> **Work item**
Please reproduce every entry, keeping each one exact.

....................

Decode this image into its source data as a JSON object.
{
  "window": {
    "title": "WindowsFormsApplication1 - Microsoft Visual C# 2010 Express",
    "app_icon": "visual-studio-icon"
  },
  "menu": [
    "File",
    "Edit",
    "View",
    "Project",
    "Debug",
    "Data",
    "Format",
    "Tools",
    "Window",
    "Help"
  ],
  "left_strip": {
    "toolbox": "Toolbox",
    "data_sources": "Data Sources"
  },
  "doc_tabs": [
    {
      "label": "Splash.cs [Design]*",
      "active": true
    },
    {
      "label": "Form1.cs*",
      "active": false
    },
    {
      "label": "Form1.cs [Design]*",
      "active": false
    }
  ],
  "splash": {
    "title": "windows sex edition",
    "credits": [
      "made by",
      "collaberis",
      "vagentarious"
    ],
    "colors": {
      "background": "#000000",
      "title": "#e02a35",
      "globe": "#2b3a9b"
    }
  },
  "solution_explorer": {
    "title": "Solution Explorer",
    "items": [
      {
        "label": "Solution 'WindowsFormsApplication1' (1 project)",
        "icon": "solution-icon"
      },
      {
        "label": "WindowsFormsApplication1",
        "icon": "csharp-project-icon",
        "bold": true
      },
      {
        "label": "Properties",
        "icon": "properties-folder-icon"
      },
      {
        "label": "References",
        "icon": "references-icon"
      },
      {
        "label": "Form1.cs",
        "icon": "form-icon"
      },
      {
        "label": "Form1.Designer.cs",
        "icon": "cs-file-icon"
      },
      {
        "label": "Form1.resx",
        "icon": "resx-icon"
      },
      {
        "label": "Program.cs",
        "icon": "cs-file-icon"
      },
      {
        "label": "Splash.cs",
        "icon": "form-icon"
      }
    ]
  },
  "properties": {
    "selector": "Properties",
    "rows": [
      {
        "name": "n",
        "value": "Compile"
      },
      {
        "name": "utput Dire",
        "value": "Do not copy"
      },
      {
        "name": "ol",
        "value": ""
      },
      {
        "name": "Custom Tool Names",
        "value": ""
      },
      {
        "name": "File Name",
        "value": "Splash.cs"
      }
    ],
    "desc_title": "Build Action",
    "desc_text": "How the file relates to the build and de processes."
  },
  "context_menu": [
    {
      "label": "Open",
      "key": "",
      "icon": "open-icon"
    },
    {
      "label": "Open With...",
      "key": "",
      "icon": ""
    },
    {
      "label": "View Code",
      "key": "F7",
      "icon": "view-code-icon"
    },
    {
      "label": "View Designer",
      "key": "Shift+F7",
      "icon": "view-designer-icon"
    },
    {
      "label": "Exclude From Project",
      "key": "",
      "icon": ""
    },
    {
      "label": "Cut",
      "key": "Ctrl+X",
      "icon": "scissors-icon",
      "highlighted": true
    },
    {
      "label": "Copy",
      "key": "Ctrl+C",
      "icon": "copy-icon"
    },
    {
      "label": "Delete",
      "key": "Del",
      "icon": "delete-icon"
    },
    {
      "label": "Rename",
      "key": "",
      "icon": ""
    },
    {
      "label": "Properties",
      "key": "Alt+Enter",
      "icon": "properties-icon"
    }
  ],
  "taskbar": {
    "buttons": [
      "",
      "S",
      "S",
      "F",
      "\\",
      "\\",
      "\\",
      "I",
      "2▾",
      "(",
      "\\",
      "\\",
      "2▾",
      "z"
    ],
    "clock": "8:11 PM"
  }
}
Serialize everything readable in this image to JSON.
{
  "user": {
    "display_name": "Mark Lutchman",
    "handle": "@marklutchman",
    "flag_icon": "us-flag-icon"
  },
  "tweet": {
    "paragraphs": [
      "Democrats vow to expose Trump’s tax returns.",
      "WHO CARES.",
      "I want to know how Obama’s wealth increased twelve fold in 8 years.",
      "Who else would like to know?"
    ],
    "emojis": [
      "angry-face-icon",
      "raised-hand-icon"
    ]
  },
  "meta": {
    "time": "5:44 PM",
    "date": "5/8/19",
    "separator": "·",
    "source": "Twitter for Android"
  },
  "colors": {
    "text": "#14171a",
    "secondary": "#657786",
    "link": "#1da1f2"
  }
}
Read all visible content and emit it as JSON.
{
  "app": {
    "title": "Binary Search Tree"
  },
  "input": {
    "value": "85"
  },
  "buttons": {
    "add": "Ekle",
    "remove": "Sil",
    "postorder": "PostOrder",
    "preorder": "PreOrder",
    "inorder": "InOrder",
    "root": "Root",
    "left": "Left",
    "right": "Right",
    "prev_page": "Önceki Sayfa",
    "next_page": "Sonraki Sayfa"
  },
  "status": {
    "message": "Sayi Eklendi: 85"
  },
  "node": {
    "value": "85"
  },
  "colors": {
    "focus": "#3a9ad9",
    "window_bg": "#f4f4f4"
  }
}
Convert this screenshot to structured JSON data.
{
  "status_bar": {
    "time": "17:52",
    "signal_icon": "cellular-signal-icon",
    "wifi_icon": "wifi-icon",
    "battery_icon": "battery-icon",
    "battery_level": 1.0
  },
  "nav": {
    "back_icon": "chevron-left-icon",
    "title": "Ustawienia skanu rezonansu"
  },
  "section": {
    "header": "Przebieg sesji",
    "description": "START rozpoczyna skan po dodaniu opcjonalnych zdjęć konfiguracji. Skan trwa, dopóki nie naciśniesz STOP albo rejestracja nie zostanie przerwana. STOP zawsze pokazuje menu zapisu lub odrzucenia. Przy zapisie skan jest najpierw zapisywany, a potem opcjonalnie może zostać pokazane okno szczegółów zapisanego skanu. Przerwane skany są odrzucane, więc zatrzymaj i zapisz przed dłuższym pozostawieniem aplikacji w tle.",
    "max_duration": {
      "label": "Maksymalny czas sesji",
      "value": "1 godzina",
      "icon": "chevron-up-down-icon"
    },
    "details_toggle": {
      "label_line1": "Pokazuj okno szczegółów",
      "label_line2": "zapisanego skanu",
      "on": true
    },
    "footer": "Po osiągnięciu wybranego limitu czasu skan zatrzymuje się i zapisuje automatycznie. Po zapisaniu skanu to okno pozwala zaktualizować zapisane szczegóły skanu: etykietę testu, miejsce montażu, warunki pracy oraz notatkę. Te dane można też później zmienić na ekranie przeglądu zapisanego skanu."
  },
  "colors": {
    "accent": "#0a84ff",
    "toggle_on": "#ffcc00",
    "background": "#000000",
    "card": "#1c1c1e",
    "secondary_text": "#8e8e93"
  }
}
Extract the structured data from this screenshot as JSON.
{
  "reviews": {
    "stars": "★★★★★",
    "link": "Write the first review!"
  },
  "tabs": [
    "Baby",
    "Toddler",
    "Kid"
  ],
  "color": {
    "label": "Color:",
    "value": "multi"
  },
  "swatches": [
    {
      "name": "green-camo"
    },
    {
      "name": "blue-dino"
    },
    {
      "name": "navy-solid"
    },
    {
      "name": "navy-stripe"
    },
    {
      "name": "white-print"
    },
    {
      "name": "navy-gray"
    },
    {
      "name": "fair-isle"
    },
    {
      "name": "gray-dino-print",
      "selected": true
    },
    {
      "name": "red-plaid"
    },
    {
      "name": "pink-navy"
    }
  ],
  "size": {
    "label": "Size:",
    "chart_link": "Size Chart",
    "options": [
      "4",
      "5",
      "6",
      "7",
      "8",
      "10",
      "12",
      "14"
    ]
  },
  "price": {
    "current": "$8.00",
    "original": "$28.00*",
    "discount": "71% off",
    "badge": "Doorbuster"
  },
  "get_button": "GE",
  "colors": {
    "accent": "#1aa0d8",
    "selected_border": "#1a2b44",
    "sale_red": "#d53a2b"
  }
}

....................

> **Result below**
Decode this image into its source data as a JSON object.
{
  "window": {
    "title": "WindowsFormsApplication1 - Microsoft Visual C# 2010 Express",
    "app_icon": "visual-studio-icon"
  },
  "menu": [
    "File",
    "Edit",
    "View",
    "Project",
    "Debug",
    "Data",
    "Format",
    "Tools",
    "Window",
    "Help"
  ],
  "left_strip": {
    "toolbox": "Toolbox",
    "data_sources": "Data Sources"
  },
  "doc_tabs": [
    {
      "label": "Splash.cs [Design]*",
      "active": true
    },
    {
      "label": "Form1.cs*",
      "active": false
    },
    {
      "label": "Form1.cs [Design]*",
      "active": false
    }
  ],
  "splash": {
    "title": "windows sex edition",
    "credits": [
      "made by",
      "collaberis",
      "vagentarious"
    ],
    "colors": {
      "background": "#000000",
      "title": "#e02a35",
      "globe": "#2b3a9b"
    }
  },
  "solution_explorer": {
    "title": "Solution Explorer",
    "items": [
      {
        "label": "Solution 'WindowsFormsApplication1' (1 project)",
        "icon": "solution-icon"
      },
      {
        "label": "WindowsFormsApplication1",
        "icon": "csharp-project-icon",
        "bold": true
      },
      {
        "label": "Properties",
        "icon": "properties-folder-icon"
      },
      {
        "label": "References",
        "icon": "references-icon"
      },
      {
        "label": "Form1.cs",
        "icon": "form-icon"
      },
      {
        "label": "Form1.Designer.cs",
        "icon": "cs-file-icon"
      },
      {
        "label": "Form1.resx",
        "icon": "resx-icon"
      },
      {
        "label": "Program.cs",
        "icon": "cs-file-icon"
      },
      {
        "label": "Splash.cs",
        "icon": "form-icon"
      }
    ]
  },
  "properties": {
    "selector": "Properties",
    "rows": [
      {
        "name": "n",
        "value": "Compile"
      },
      {
        "name": "utput Dire",
        "value": "Do not copy"
      },
      {
        "name": "ol",
        "value": ""
      },
      {
        "name": "Custom Tool Names",
        "value": ""
      },
      {
        "name": "File Name",
        "value": "Splash.cs"
      }
    ],
    "desc_title": "Build Action",
    "desc_text": "How the file relates to the build and de processes."
  },
  "context_menu": [
    {
      "label": "Open",
      "key": "",
      "icon": "open-icon"
    },
    {
      "label": "Open With...",
      "key": "",
      "icon": ""
    },
    {
      "label": "View Code",
      "key": "F7",
      "icon": "view-code-icon"
    },
    {
      "label": "View Designer",
      "key": "Shift+F7",
      "icon": "view-designer-icon"
    },
    {
      "label": "Exclude From Project",
      "key": "",
      "icon": ""
    },
    {
      "label": "Cut",
      "key": "Ctrl+X",
      "icon": "scissors-icon",
      "highlighted": true
    },
    {
      "label": "Copy",
      "key": "Ctrl+C",
      "icon": "copy-icon"
    },
    {
      "label": "Delete",
      "key": "Del",
      "icon": "delete-icon"
    },
    {
      "label": "Rename",
      "key": "",
      "icon": ""
    },
    {
      "label": "Properties",
      "key": "Alt+Enter",
      "icon": "properties-icon"
    }
  ],
  "taskbar": {
    "buttons": [
      "",
      "S",
      "S",
      "F",
      "\\",
      "\\",
      "\\",
      "I",
      "2▾",
      "(",
      "\\",
      "\\",
      "2▾",
      "z"
    ],
    "clock": "8:11 PM"
  }
}
Serialize everything readable in this image to JSON.
{
  "user": {
    "display_name": "Mark Lutchman",
    "handle": "@marklutchman",
    "flag_icon": "us-flag-icon"
  },
  "tweet": {
    "paragraphs": [
      "Democrats vow to expose Trump’s tax returns.",
      "WHO CARES.",
      "I want to know how Obama’s wealth increased twelve fold in 8 years.",
      "Who else would like to know?"
    ],
    "emojis": [
      "angry-face-icon",
      "raised-hand-icon"
    ]
  },
  "meta": {
    "time": "5:44 PM",
    "date": "5/8/19",
    "separator": "·",
    "source": "Twitter for Android"
  },
  "colors": {
    "text": "#14171a",
    "secondary": "#657786",
    "link": "#1da1f2"
  }
}
Read all visible content and emit it as JSON.
{
  "app": {
    "title": "Binary Search Tree"
  },
  "input": {
    "value": "85"
  },
  "buttons": {
    "add": "Ekle",
    "remove": "Sil",
    "postorder": "PostOrder",
    "preorder": "PreOrder",
    "inorder": "InOrder",
    "root": "Root",
    "left": "Left",
    "right": "Right",
    "prev_page": "Önceki Sayfa",
    "next_page": "Sonraki Sayfa"
  },
  "status": {
    "message": "Sayi Eklendi: 85"
  },
  "node": {
    "value": "85"
  },
  "colors": {
    "focus": "#3a9ad9",
    "window_bg": "#f4f4f4"
  }
}
Convert this screenshot to structured JSON data.
{
  "status_bar": {
    "time": "17:52",
    "signal_icon": "cellular-signal-icon",
    "wifi_icon": "wifi-icon",
    "battery_icon": "battery-icon",
    "battery_level": 1.0
  },
  "nav": {
    "back_icon": "chevron-left-icon",
    "title": "Ustawienia skanu rezonansu"
  },
  "section": {
    "header": "Przebieg sesji",
    "description": "START rozpoczyna skan po dodaniu opcjonalnych zdjęć konfiguracji. Skan trwa, dopóki nie naciśniesz STOP albo rejestracja nie zostanie przerwana. STOP zawsze pokazuje menu zapisu lub odrzucenia. Przy zapisie skan jest najpierw zapisywany, a potem opcjonalnie może zostać pokazane okno szczegółów zapisanego skanu. Przerwane skany są odrzucane, więc zatrzymaj i zapisz przed dłuższym pozostawieniem aplikacji w tle.",
    "max_duration": {
      "label": "Maksymalny czas sesji",
      "value": "1 godzina",
      "icon": "chevron-up-down-icon"
    },
    "details_toggle": {
      "label_line1": "Pokazuj okno szczegółów",
      "label_line2": "zapisanego skanu",
      "on": true
    },
    "footer": "Po osiągnięciu wybranego limitu czasu skan zatrzymuje się i zapisuje automatycznie. Po zapisaniu skanu to okno pozwala zaktualizować zapisane szczegóły skanu: etykietę testu, miejsce montażu, warunki pracy oraz notatkę. Te dane można też później zmienić na ekranie przeglądu zapisanego skanu."
  },
  "colors": {
    "accent": "#0a84ff",
    "toggle_on": "#ffcc00",
    "background": "#000000",
    "card": "#1c1c1e",
    "secondary_text": "#8e8e93"
  }
}
Extract the structured data from this screenshot as JSON.
{
  "reviews": {
    "stars": "★★★★★",
    "link": "Write the first review!"
  },
  "tabs": [
    "Baby",
    "Toddler",
    "Kid"
  ],
  "color": {
    "label": "Color:",
    "value": "multi"
  },
  "swatches": [
    {
      "name": "green-camo"
    },
    {
      "name": "blue-dino"
    },
    {
      "name": "navy-solid"
    },
    {
      "name": "navy-stripe"
    },
    {
      "name": "white-print"
    },
    {
      "name": "navy-gray"
    },
    {
      "name": "fair-isle"
    },
    {
      "name": "gray-dino-print",
      "selected": true
    },
    {
      "name": "red-plaid"
    },
    {
      "name": "pink-navy"
    }
  ],
  "size": {
    "label": "Size:",
    "chart_link": "Size Chart",
    "options": [
      "4",
      "5",
      "6",
      "7",
      "8",
      "10",
      "12",
      "14"
    ]
  },
  "price": {
    "current": "$8.00",
    "original": "$28.00*",
    "discount": "71% off",
    "badge": "Doorbuster"
  },
  "get_button": "GE",
  "colors": {
    "accent": "#1aa0d8",
    "selected_border": "#1a2b44",
    "sale_red": "#d53a2b"
  }
}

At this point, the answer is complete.